A replacement passage in the new draft that suggests "the possibility of using a purchasing policy to encourage greener pharmaceutical design" was described as "completely lame" and "completely toothless" by Nina Renshaw, Secretary General of the Health Alliance European Public. "This approach will not work, as the worst offenders will still have the option to continue discharging antibiotics in their local environment," Renshaw said.

Another scrapped proposal would have ensured that pharmaceutical companies collect, monitor and share data on the discharge of their microbials in effluents from global hotspots, often caused by intensive cattle farms.

Scientists have noted a worrying lack of global research on such links, and the information gap can have commercial and public health repercussions.

Sasja Beslik, head of sustainable finance at Nordea Bank AB, which has 300 billion euros (£ 263 billion) in assets, said disclosing the data would "increase transparency and make investors more informed about risks." For us, timely and adequate information is key to assessing the materiality of risks. "

The inclusion of environmental criteria in good manufacturing practices would be "crucial" for drug manufacturers, he added.

The drift of the commission's strategy has been in the opposite direction, however.

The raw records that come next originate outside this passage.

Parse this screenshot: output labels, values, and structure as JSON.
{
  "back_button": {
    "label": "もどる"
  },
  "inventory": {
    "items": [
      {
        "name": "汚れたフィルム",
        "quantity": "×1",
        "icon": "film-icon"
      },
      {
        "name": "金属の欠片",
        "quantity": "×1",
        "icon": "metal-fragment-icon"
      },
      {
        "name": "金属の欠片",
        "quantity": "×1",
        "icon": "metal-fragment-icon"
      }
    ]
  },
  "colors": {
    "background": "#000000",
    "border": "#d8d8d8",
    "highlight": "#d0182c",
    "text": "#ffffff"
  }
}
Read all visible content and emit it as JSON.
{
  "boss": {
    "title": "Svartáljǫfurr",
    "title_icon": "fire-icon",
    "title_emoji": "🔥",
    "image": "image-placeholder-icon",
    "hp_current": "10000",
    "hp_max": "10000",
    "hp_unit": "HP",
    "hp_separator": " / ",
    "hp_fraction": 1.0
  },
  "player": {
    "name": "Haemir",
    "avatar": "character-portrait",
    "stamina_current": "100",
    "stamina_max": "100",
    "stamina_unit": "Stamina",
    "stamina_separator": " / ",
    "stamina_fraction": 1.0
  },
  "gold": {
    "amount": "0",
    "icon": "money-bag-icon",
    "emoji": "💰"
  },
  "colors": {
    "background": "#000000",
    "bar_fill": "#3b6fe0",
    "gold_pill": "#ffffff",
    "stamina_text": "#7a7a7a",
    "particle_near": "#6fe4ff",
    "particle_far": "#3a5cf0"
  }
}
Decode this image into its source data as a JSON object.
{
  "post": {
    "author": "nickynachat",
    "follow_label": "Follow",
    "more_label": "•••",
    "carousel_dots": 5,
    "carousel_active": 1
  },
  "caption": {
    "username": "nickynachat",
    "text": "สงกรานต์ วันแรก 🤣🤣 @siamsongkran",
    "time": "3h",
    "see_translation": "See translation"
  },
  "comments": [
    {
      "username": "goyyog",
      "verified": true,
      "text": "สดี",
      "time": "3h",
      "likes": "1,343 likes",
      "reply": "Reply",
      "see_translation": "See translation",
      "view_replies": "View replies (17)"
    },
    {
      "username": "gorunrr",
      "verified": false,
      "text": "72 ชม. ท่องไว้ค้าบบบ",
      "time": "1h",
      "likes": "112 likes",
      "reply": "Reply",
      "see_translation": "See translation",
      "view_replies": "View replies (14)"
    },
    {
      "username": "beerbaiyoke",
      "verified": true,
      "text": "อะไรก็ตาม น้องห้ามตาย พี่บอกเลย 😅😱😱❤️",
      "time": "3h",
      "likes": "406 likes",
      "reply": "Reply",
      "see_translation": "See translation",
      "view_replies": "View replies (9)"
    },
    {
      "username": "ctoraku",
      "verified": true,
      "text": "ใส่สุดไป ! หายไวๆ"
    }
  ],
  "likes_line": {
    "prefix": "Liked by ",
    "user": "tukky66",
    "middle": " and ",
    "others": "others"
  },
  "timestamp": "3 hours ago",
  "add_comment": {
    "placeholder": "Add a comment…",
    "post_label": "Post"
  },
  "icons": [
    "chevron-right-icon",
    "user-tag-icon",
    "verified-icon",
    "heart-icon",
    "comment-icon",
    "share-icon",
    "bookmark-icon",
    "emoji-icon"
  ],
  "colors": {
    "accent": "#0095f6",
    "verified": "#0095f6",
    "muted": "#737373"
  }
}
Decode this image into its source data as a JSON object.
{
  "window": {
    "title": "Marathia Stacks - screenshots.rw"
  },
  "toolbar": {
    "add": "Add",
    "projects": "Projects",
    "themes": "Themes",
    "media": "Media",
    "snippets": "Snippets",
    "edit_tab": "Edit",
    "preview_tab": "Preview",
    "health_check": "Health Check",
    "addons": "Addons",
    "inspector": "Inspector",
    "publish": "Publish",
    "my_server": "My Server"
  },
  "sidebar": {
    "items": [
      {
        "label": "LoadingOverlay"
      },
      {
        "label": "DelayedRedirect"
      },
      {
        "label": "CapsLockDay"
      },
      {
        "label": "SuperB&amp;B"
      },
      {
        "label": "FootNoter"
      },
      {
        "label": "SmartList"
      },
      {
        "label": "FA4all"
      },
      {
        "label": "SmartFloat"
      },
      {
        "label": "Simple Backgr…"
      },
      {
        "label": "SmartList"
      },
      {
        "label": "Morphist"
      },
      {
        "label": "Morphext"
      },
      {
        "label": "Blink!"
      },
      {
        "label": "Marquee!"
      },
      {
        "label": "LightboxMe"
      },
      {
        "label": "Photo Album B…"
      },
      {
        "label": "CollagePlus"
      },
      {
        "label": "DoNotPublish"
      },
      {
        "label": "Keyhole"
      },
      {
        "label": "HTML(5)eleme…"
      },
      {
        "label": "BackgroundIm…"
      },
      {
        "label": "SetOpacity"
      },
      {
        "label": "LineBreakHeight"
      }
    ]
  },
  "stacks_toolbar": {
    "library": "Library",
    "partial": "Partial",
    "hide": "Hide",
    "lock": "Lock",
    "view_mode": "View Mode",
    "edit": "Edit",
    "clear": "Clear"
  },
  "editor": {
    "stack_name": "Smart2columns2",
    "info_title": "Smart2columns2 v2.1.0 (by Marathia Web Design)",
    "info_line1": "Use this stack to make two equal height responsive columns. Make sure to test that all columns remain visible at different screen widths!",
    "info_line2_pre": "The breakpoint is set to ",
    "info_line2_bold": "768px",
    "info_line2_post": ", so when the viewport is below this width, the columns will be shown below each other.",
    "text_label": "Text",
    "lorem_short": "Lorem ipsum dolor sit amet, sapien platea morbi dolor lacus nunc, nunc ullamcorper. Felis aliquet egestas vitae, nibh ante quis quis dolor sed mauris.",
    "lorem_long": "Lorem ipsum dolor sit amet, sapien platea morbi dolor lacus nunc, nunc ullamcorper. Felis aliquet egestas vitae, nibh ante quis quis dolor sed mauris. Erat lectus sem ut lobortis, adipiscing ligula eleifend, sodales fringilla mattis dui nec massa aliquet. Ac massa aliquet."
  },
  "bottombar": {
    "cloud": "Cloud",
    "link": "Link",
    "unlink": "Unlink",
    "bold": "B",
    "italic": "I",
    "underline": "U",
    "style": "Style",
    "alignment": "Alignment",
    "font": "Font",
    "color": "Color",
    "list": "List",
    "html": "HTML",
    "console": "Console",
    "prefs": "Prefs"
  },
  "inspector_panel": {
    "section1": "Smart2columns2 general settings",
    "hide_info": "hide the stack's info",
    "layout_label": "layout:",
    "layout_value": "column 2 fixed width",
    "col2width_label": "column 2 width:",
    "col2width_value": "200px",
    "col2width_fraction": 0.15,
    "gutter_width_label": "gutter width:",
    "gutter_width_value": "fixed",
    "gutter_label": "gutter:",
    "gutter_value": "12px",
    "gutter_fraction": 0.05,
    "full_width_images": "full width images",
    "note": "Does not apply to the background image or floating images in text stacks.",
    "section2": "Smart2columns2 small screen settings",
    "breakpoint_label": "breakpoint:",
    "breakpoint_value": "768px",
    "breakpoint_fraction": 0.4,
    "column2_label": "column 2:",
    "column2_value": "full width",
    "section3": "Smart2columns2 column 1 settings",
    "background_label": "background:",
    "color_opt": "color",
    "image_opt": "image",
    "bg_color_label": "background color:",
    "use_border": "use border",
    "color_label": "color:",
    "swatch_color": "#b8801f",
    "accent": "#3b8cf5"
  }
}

An initial goal to “reduce the non-essential use of pharmaceuticals” has been replaced by a more business-friendly goal, to “promote the prudent use of pharmaceuticals”.

An EU source, speaking on condition of anonymity, said: “That is not the wording that we would have chosen, or that we wrote for this. There have been some modifications and attenuation of the commitment level, because we cannot make those commitments without investigating more, so they have become more vague. "

Urbancic, however, was not convinced. "The commission's strategy has already been delayed for three years," he said. "The weakening of this draft has the fingerprints of the pharmaceutical industry everywhere."

The European Commission declines to comment on the leaked documents, but sources said there was "no particular pressure" on the officials who compiled the earlier draft.

The pharmaceutical industry spent nearly € 40 million lobbying the EU institutions in 2015, according to voluntary statements, and enjoys infamous access to officials.

Public records show that the European Federation of Pharmaceutical Industries and Associations had more than 50 meetings with the Juncker commission in its first four and a half months of office.

In the same period, GlaxoSmithKline had 15 meetings with the commission, Novartis had eight engagements, Sanofi and Johnson & Johnson had six sessions each, while Pfizer and Eli Lilly met with EU officials five times each.

Other measures ruled out in the EU strategy would have forced pharmaceutical companies to complete environmental risk assessments of human medicines before they could be authorized. Most pharmaceutical products currently lack details on their ecotoxicological properties.

The final version of the EU strategy on pharmaceuticals in the environment is expected to be published later this summer.

Source: (in English)

Video: The EU Action Plan against #Antimicrobial Resistance (October 2020).